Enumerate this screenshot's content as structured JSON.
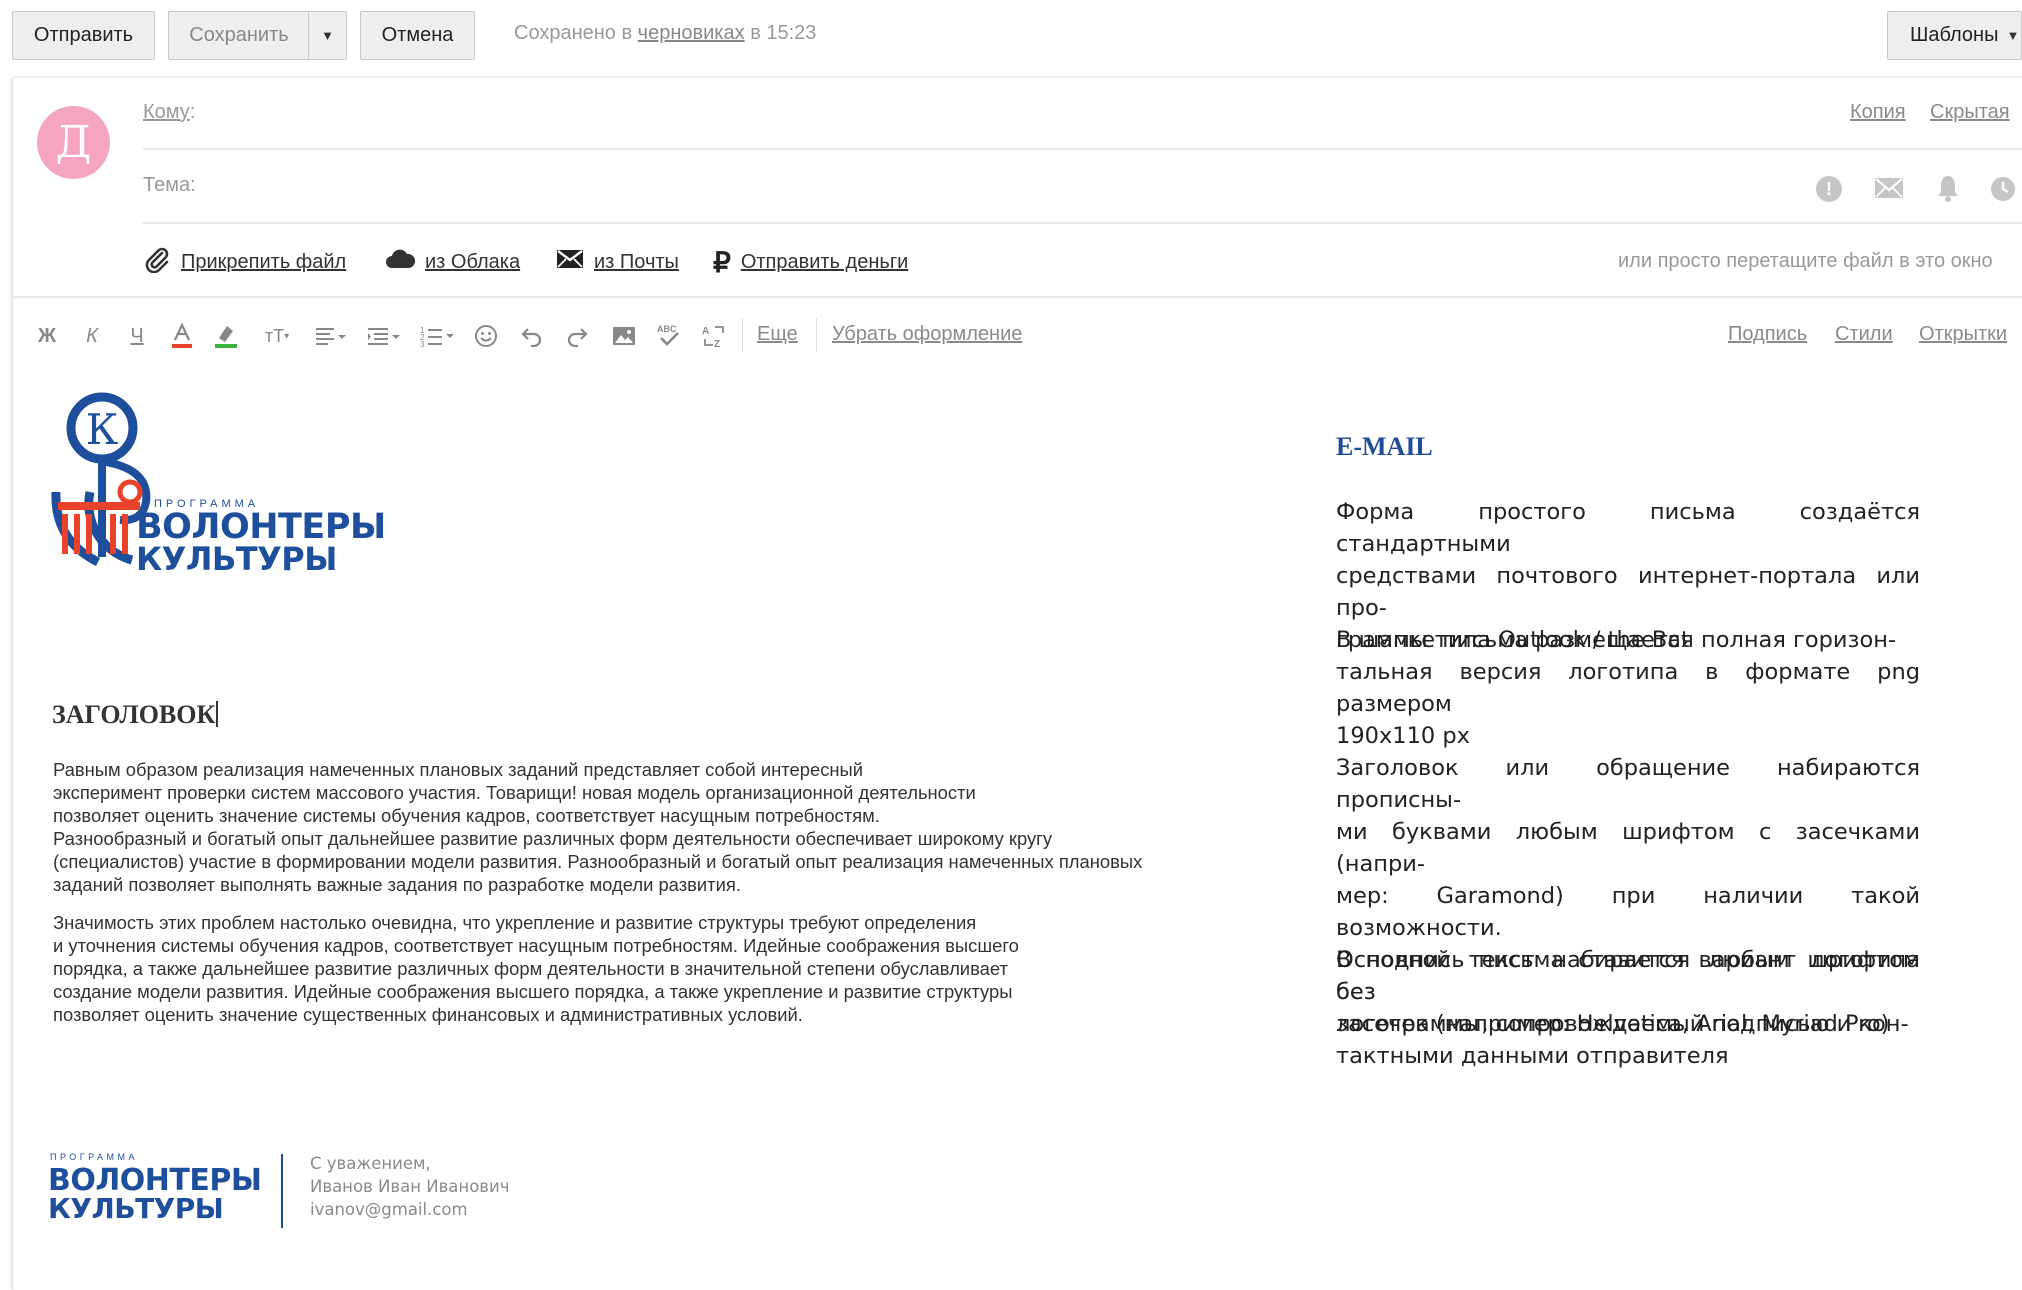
{
  "toolbar": {
    "send_label": "Отправить",
    "save_label": "Сохранить",
    "cancel_label": "Отмена",
    "saved_prefix": "Сохранено в",
    "saved_link": "черновиках",
    "saved_suffix": "в 15:23",
    "templates_label": "Шаблоны"
  },
  "compose": {
    "avatar_letter": "Д",
    "to_label": "Кому",
    "cc_link": "Копия",
    "bcc_link": "Скрытая",
    "subject_label": "Тема:",
    "attach_file": "Прикрепить файл",
    "from_cloud": "из Облака",
    "from_mail": "из Почты",
    "send_money": "Отправить деньги",
    "drag_hint": "или просто перетащите файл в это окно"
  },
  "editor": {
    "bold": "Ж",
    "italic": "К",
    "underline": "Ч",
    "more": "Еще",
    "clear_format": "Убрать оформление",
    "signature_link": "Подпись",
    "styles_link": "Стили",
    "cards_link": "Открытки"
  },
  "letter": {
    "logo_top": "ПРОГРАММА",
    "logo_line1": "ВОЛОНТЕРЫ",
    "logo_line2": "КУЛЬТУРЫ",
    "logo_monogram": "К",
    "heading": "ЗАГОЛОВОК",
    "paragraph1": "Равным образом реализация намеченных плановых заданий представляет собой интересный\nэксперимент проверки систем массового участия. Товарищи! новая модель организационной деятельности\nпозволяет оценить значение системы обучения кадров, соответствует насущным потребностям.\nРазнообразный и богатый опыт дальнейшее развитие различных форм деятельности обеспечивает широкому кругу\n(специалистов) участие в формировании модели развития. Разнообразный и богатый опыт реализация намеченных плановых\nзаданий позволяет выполнять важные задания по разработке модели развития.",
    "paragraph2": "Значимость этих проблем настолько очевидна, что укрепление и развитие структуры требуют определения\nи уточнения системы обучения кадров, соответствует насущным потребностям. Идейные соображения высшего\nпорядка, а также дальнейшее развитие различных форм деятельности в значительной степени обуславливает\nсоздание модели развития. Идейные соображения высшего порядка, а также укрепление и развитие структуры\nпозволяет оценить значение существенных финансовых и административных условий.",
    "signature": {
      "logo_top": "ПРОГРАММА",
      "logo_line1": "ВОЛОНТЕРЫ",
      "logo_line2": "КУЛЬТУРЫ",
      "regards": "С уважением,",
      "name": "Иванов Иван Иванович",
      "email": "ivanov@gmail.com"
    }
  },
  "guide": {
    "title": "E-MAIL",
    "p1": "Форма простого письма создаётся стандартными\nсредствами почтового интернет-портала или про-\nграммы типа Outlook / the Bat",
    "p2": "В шапке письма размещается полная горизон-\nтальная версия логотипа в формате png размером\n190x110 px",
    "p3": "Заголовок или обращение набираются прописны-\nми буквами любым шрифтом с засечками (напри-\nмер: Garamond) при наличии такой возможности.\nОсновной текст набирается любым шрифтом без\nзасечек (например: Helvetica, Arial, Myriad Pro)",
    "p4": "В подпись письма ставится вариант логотипа без\nлогограммы, сопровождаемый подписью и кон-\nтактными данными отправителя"
  },
  "colors": {
    "brand_blue": "#1e4f9c",
    "brand_red": "#e8422a",
    "avatar_pink": "#f6a5c0",
    "guide_title": "#1f4e99"
  }
}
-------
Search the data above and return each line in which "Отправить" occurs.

    "send_label": "Отправить",
    "send_money": "Отправить деньги",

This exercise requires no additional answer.